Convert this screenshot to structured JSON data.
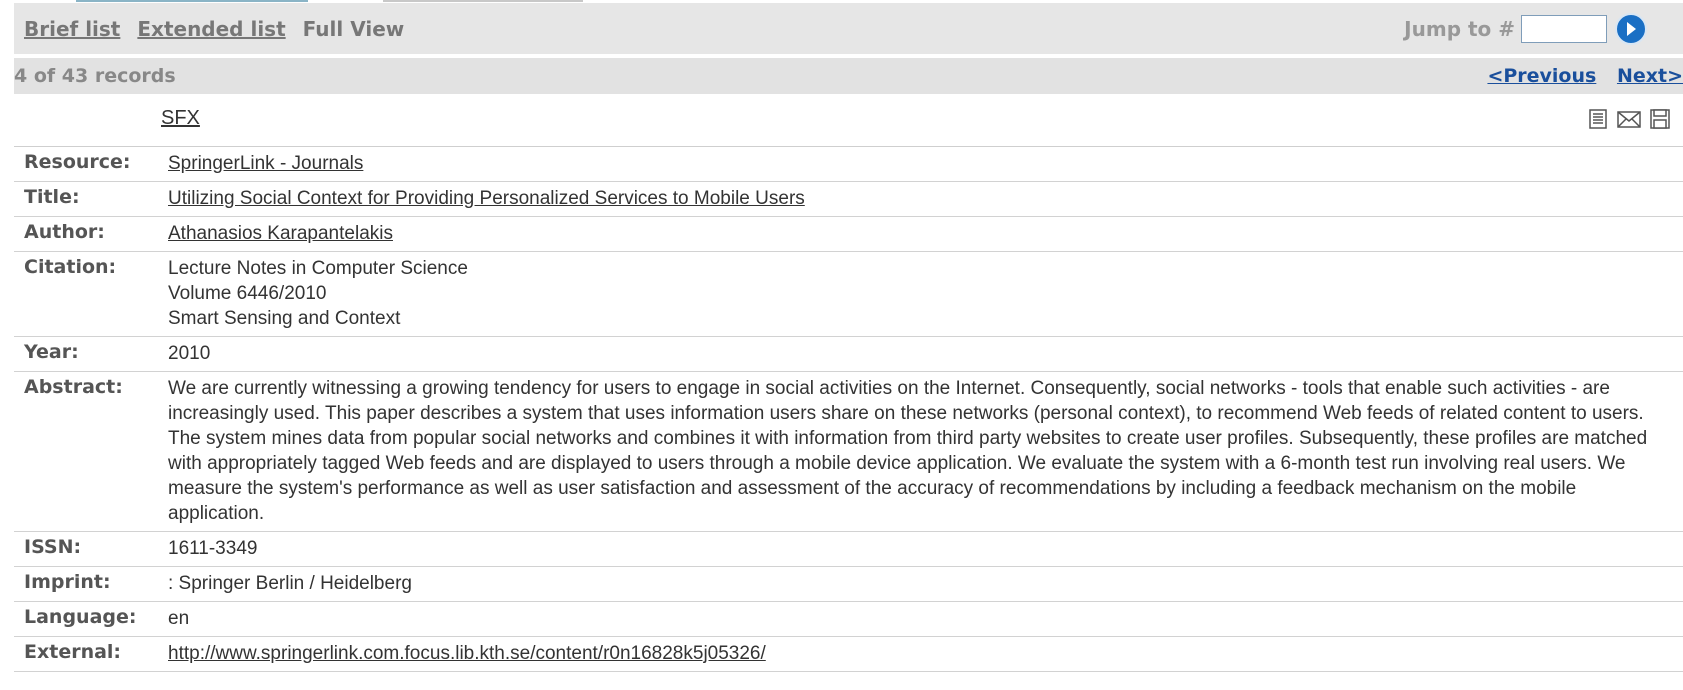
{
  "nav": {
    "brief_list": "Brief list",
    "extended_list": "Extended list",
    "full_view": "Full View",
    "jump_label": "Jump to #",
    "jump_value": ""
  },
  "records": {
    "count_text": "4 of 43 records",
    "previous": "<Previous",
    "next": "Next>"
  },
  "sfx_label": "SFX",
  "fields": {
    "resource": {
      "label": "Resource:",
      "value": "SpringerLink - Journals"
    },
    "title": {
      "label": "Title:",
      "value": "Utilizing Social Context for Providing Personalized Services to Mobile Users"
    },
    "author": {
      "label": "Author:",
      "value": "Athanasios Karapantelakis"
    },
    "citation": {
      "label": "Citation:",
      "lines": [
        "Lecture Notes in Computer Science",
        "Volume 6446/2010",
        "Smart Sensing and Context"
      ]
    },
    "year": {
      "label": "Year:",
      "value": "2010"
    },
    "abstract": {
      "label": "Abstract:",
      "value": "We are currently witnessing a growing tendency for users to engage in social activities on the Internet. Consequently, social networks - tools that enable such activities - are increasingly used. This paper describes a system that uses information users share on these networks (personal context), to recommend Web feeds of related content to users. The system mines data from popular social networks and combines it with information from third party websites to create user profiles. Subsequently, these profiles are matched with appropriately tagged Web feeds and are displayed to users through a mobile device application. We evaluate the system with a 6-month test run involving real users. We measure the system's performance as well as user satisfaction and assessment of the accuracy of recommendations by including a feedback mechanism on the mobile application."
    },
    "issn": {
      "label": "ISSN:",
      "value": "1611-3349"
    },
    "imprint": {
      "label": "Imprint:",
      "value": ": Springer Berlin / Heidelberg"
    },
    "language": {
      "label": "Language:",
      "value": "en"
    },
    "external": {
      "label": "External:",
      "value": "http://www.springerlink.com.focus.lib.kth.se/content/r0n16828k5j05326/"
    }
  },
  "icons": [
    "record-icon",
    "mail-icon",
    "save-icon",
    "go-arrow-icon"
  ],
  "colors": {
    "link_blue": "#1a4f9c",
    "bar_gray": "#e6e6e6",
    "go_button": "#1a6fc4"
  }
}
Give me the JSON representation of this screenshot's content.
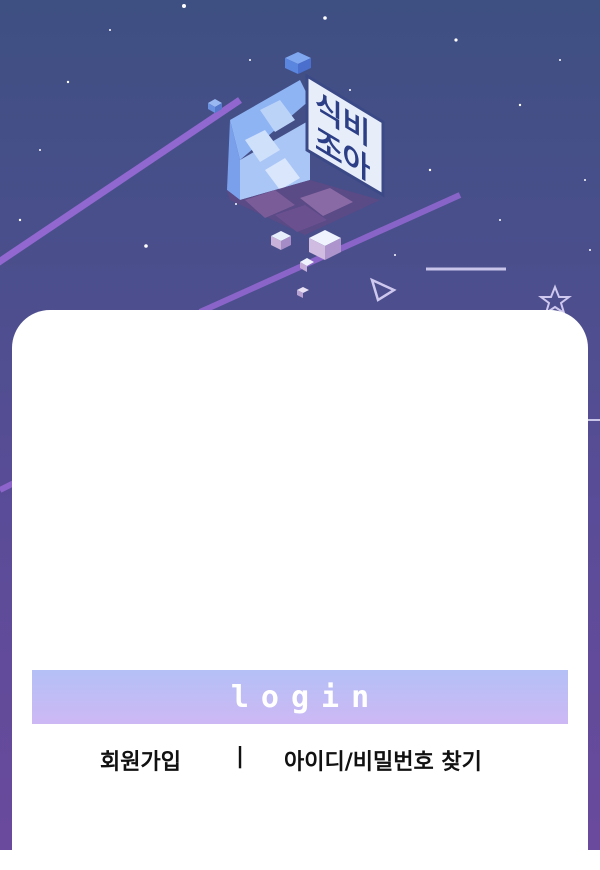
{
  "brand": {
    "logo_text_line1": "식비",
    "logo_text_line2": "조아"
  },
  "login": {
    "button_label": "login"
  },
  "links": {
    "signup_label": "회원가입",
    "separator": "|",
    "find_account_label": "아이디/비밀번호 찾기"
  },
  "colors": {
    "background_top": "#3e4f82",
    "background_bottom": "#6a4a9c",
    "card": "#ffffff",
    "button_gradient_top": "#b4c0f6",
    "button_gradient_bottom": "#cdb8f4",
    "text": "#111111"
  }
}
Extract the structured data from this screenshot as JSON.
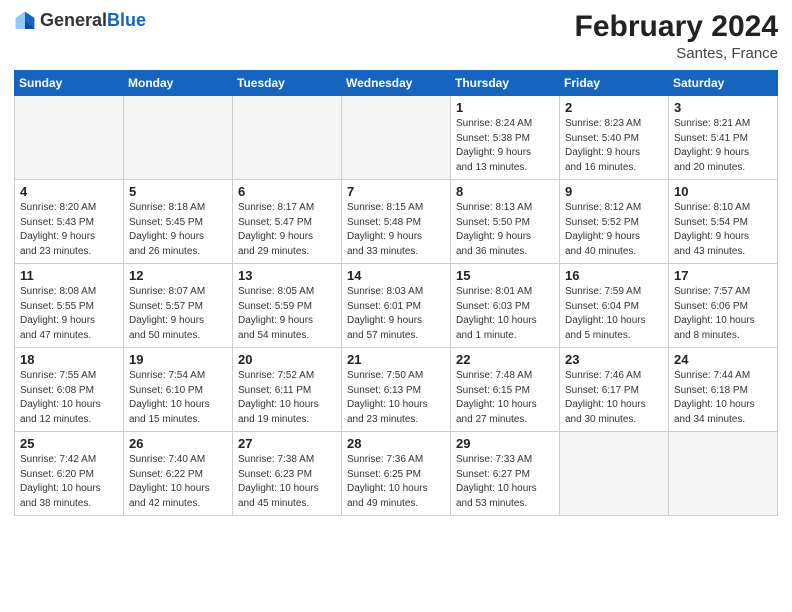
{
  "header": {
    "logo_general": "General",
    "logo_blue": "Blue",
    "month_year": "February 2024",
    "location": "Santes, France"
  },
  "days_of_week": [
    "Sunday",
    "Monday",
    "Tuesday",
    "Wednesday",
    "Thursday",
    "Friday",
    "Saturday"
  ],
  "weeks": [
    [
      {
        "day": "",
        "info": ""
      },
      {
        "day": "",
        "info": ""
      },
      {
        "day": "",
        "info": ""
      },
      {
        "day": "",
        "info": ""
      },
      {
        "day": "1",
        "info": "Sunrise: 8:24 AM\nSunset: 5:38 PM\nDaylight: 9 hours\nand 13 minutes."
      },
      {
        "day": "2",
        "info": "Sunrise: 8:23 AM\nSunset: 5:40 PM\nDaylight: 9 hours\nand 16 minutes."
      },
      {
        "day": "3",
        "info": "Sunrise: 8:21 AM\nSunset: 5:41 PM\nDaylight: 9 hours\nand 20 minutes."
      }
    ],
    [
      {
        "day": "4",
        "info": "Sunrise: 8:20 AM\nSunset: 5:43 PM\nDaylight: 9 hours\nand 23 minutes."
      },
      {
        "day": "5",
        "info": "Sunrise: 8:18 AM\nSunset: 5:45 PM\nDaylight: 9 hours\nand 26 minutes."
      },
      {
        "day": "6",
        "info": "Sunrise: 8:17 AM\nSunset: 5:47 PM\nDaylight: 9 hours\nand 29 minutes."
      },
      {
        "day": "7",
        "info": "Sunrise: 8:15 AM\nSunset: 5:48 PM\nDaylight: 9 hours\nand 33 minutes."
      },
      {
        "day": "8",
        "info": "Sunrise: 8:13 AM\nSunset: 5:50 PM\nDaylight: 9 hours\nand 36 minutes."
      },
      {
        "day": "9",
        "info": "Sunrise: 8:12 AM\nSunset: 5:52 PM\nDaylight: 9 hours\nand 40 minutes."
      },
      {
        "day": "10",
        "info": "Sunrise: 8:10 AM\nSunset: 5:54 PM\nDaylight: 9 hours\nand 43 minutes."
      }
    ],
    [
      {
        "day": "11",
        "info": "Sunrise: 8:08 AM\nSunset: 5:55 PM\nDaylight: 9 hours\nand 47 minutes."
      },
      {
        "day": "12",
        "info": "Sunrise: 8:07 AM\nSunset: 5:57 PM\nDaylight: 9 hours\nand 50 minutes."
      },
      {
        "day": "13",
        "info": "Sunrise: 8:05 AM\nSunset: 5:59 PM\nDaylight: 9 hours\nand 54 minutes."
      },
      {
        "day": "14",
        "info": "Sunrise: 8:03 AM\nSunset: 6:01 PM\nDaylight: 9 hours\nand 57 minutes."
      },
      {
        "day": "15",
        "info": "Sunrise: 8:01 AM\nSunset: 6:03 PM\nDaylight: 10 hours\nand 1 minute."
      },
      {
        "day": "16",
        "info": "Sunrise: 7:59 AM\nSunset: 6:04 PM\nDaylight: 10 hours\nand 5 minutes."
      },
      {
        "day": "17",
        "info": "Sunrise: 7:57 AM\nSunset: 6:06 PM\nDaylight: 10 hours\nand 8 minutes."
      }
    ],
    [
      {
        "day": "18",
        "info": "Sunrise: 7:55 AM\nSunset: 6:08 PM\nDaylight: 10 hours\nand 12 minutes."
      },
      {
        "day": "19",
        "info": "Sunrise: 7:54 AM\nSunset: 6:10 PM\nDaylight: 10 hours\nand 15 minutes."
      },
      {
        "day": "20",
        "info": "Sunrise: 7:52 AM\nSunset: 6:11 PM\nDaylight: 10 hours\nand 19 minutes."
      },
      {
        "day": "21",
        "info": "Sunrise: 7:50 AM\nSunset: 6:13 PM\nDaylight: 10 hours\nand 23 minutes."
      },
      {
        "day": "22",
        "info": "Sunrise: 7:48 AM\nSunset: 6:15 PM\nDaylight: 10 hours\nand 27 minutes."
      },
      {
        "day": "23",
        "info": "Sunrise: 7:46 AM\nSunset: 6:17 PM\nDaylight: 10 hours\nand 30 minutes."
      },
      {
        "day": "24",
        "info": "Sunrise: 7:44 AM\nSunset: 6:18 PM\nDaylight: 10 hours\nand 34 minutes."
      }
    ],
    [
      {
        "day": "25",
        "info": "Sunrise: 7:42 AM\nSunset: 6:20 PM\nDaylight: 10 hours\nand 38 minutes."
      },
      {
        "day": "26",
        "info": "Sunrise: 7:40 AM\nSunset: 6:22 PM\nDaylight: 10 hours\nand 42 minutes."
      },
      {
        "day": "27",
        "info": "Sunrise: 7:38 AM\nSunset: 6:23 PM\nDaylight: 10 hours\nand 45 minutes."
      },
      {
        "day": "28",
        "info": "Sunrise: 7:36 AM\nSunset: 6:25 PM\nDaylight: 10 hours\nand 49 minutes."
      },
      {
        "day": "29",
        "info": "Sunrise: 7:33 AM\nSunset: 6:27 PM\nDaylight: 10 hours\nand 53 minutes."
      },
      {
        "day": "",
        "info": ""
      },
      {
        "day": "",
        "info": ""
      }
    ]
  ]
}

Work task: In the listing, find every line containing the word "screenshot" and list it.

Solution for this exercise:
Convert this screenshot to structured JSON data.
Give me the JSON representation of this screenshot's content.
Extract the structured data from this screenshot as JSON.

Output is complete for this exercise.